→ ACTIVITY
Make an exact copy of every entry, leaving the pictures out.

Start of RECORDED INFORMATION

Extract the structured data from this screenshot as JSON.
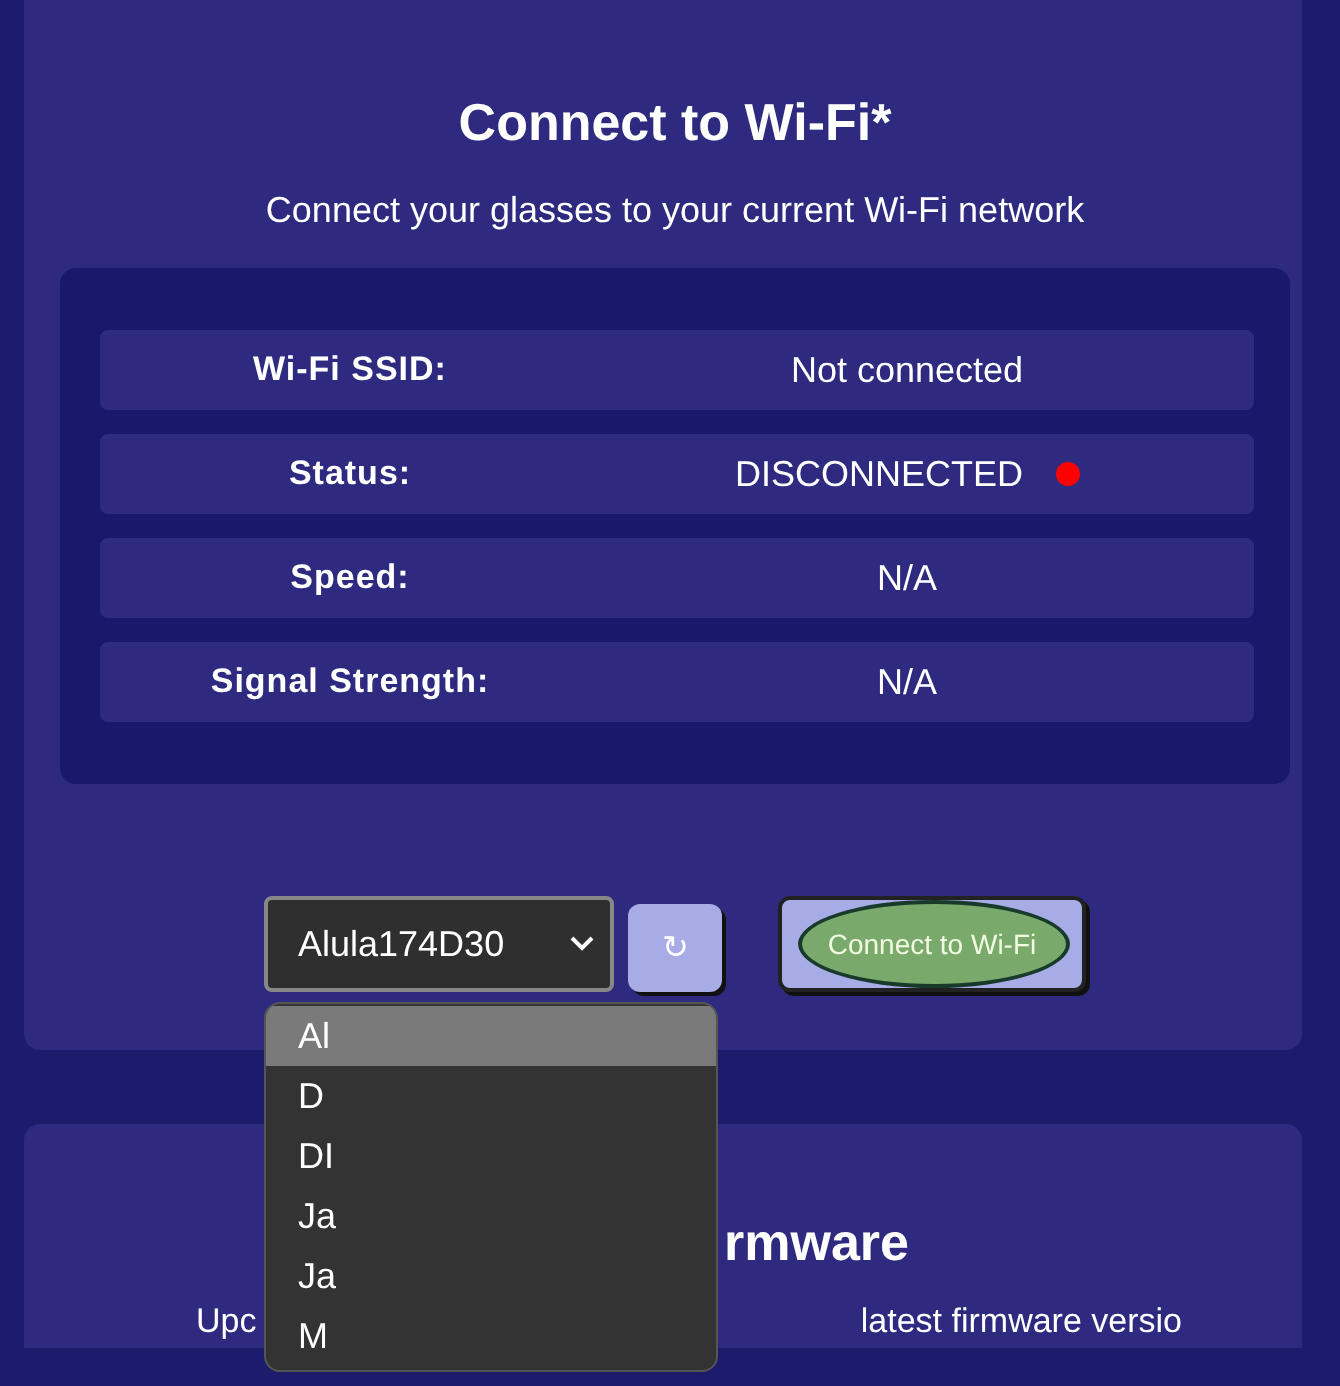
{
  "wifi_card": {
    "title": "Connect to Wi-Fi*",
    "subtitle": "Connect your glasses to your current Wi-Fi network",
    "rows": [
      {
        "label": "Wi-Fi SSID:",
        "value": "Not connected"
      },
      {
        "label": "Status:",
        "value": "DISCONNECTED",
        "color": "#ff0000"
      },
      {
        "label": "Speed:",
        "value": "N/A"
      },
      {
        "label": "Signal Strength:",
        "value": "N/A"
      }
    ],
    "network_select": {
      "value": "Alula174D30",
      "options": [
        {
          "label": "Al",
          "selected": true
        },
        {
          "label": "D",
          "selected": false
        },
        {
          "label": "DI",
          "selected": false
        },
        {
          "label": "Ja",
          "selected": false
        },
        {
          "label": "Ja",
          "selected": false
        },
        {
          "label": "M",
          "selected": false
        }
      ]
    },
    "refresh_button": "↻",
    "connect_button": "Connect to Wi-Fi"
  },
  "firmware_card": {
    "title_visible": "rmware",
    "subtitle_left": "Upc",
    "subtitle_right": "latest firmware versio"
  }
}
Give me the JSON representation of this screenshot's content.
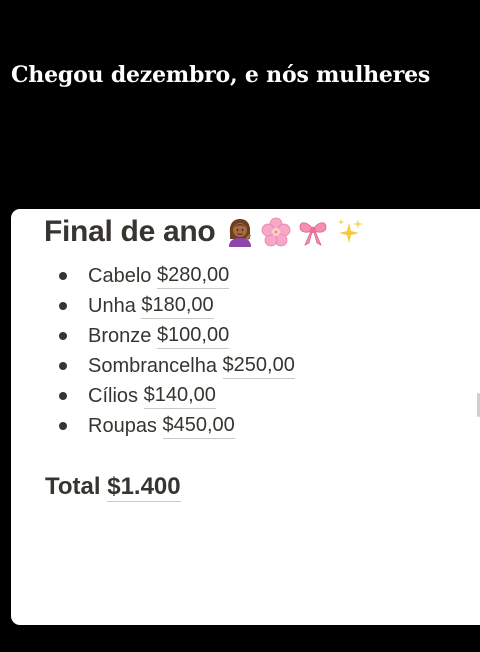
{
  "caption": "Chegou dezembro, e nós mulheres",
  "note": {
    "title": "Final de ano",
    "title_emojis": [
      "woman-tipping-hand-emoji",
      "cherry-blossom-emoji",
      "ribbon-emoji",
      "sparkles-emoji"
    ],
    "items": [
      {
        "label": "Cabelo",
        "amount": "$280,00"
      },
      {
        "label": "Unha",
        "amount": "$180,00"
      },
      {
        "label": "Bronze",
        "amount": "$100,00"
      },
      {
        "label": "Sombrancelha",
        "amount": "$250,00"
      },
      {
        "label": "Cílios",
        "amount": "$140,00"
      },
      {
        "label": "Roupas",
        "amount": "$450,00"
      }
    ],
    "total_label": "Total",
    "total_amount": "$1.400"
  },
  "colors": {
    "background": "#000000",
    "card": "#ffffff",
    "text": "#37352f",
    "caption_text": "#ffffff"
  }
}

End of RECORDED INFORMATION

→ OUTPUT OF THE TASK
Extract the structured data from this screenshot as JSON.
{
  "wifi_card": {
    "title": "Connect to Wi-Fi*",
    "subtitle": "Connect your glasses to your current Wi-Fi network",
    "rows": [
      {
        "label": "Wi-Fi SSID:",
        "value": "Not connected"
      },
      {
        "label": "Status:",
        "value": "DISCONNECTED",
        "color": "#ff0000"
      },
      {
        "label": "Speed:",
        "value": "N/A"
      },
      {
        "label": "Signal Strength:",
        "value": "N/A"
      }
    ],
    "network_select": {
      "value": "Alula174D30",
      "options": [
        {
          "label": "Al",
          "selected": true
        },
        {
          "label": "D",
          "selected": false
        },
        {
          "label": "DI",
          "selected": false
        },
        {
          "label": "Ja",
          "selected": false
        },
        {
          "label": "Ja",
          "selected": false
        },
        {
          "label": "M",
          "selected": false
        }
      ]
    },
    "refresh_button": "↻",
    "connect_button": "Connect to Wi-Fi"
  },
  "firmware_card": {
    "title_visible": "rmware",
    "subtitle_left": "Upc",
    "subtitle_right": "latest firmware versio"
  }
}
Give me the JSON representation of this screenshot's content.
{
  "caption": "Chegou dezembro, e nós mulheres",
  "note": {
    "title": "Final de ano",
    "title_emojis": [
      "woman-tipping-hand-emoji",
      "cherry-blossom-emoji",
      "ribbon-emoji",
      "sparkles-emoji"
    ],
    "items": [
      {
        "label": "Cabelo",
        "amount": "$280,00"
      },
      {
        "label": "Unha",
        "amount": "$180,00"
      },
      {
        "label": "Bronze",
        "amount": "$100,00"
      },
      {
        "label": "Sombrancelha",
        "amount": "$250,00"
      },
      {
        "label": "Cílios",
        "amount": "$140,00"
      },
      {
        "label": "Roupas",
        "amount": "$450,00"
      }
    ],
    "total_label": "Total",
    "total_amount": "$1.400"
  },
  "colors": {
    "background": "#000000",
    "card": "#ffffff",
    "text": "#37352f",
    "caption_text": "#ffffff"
  }
}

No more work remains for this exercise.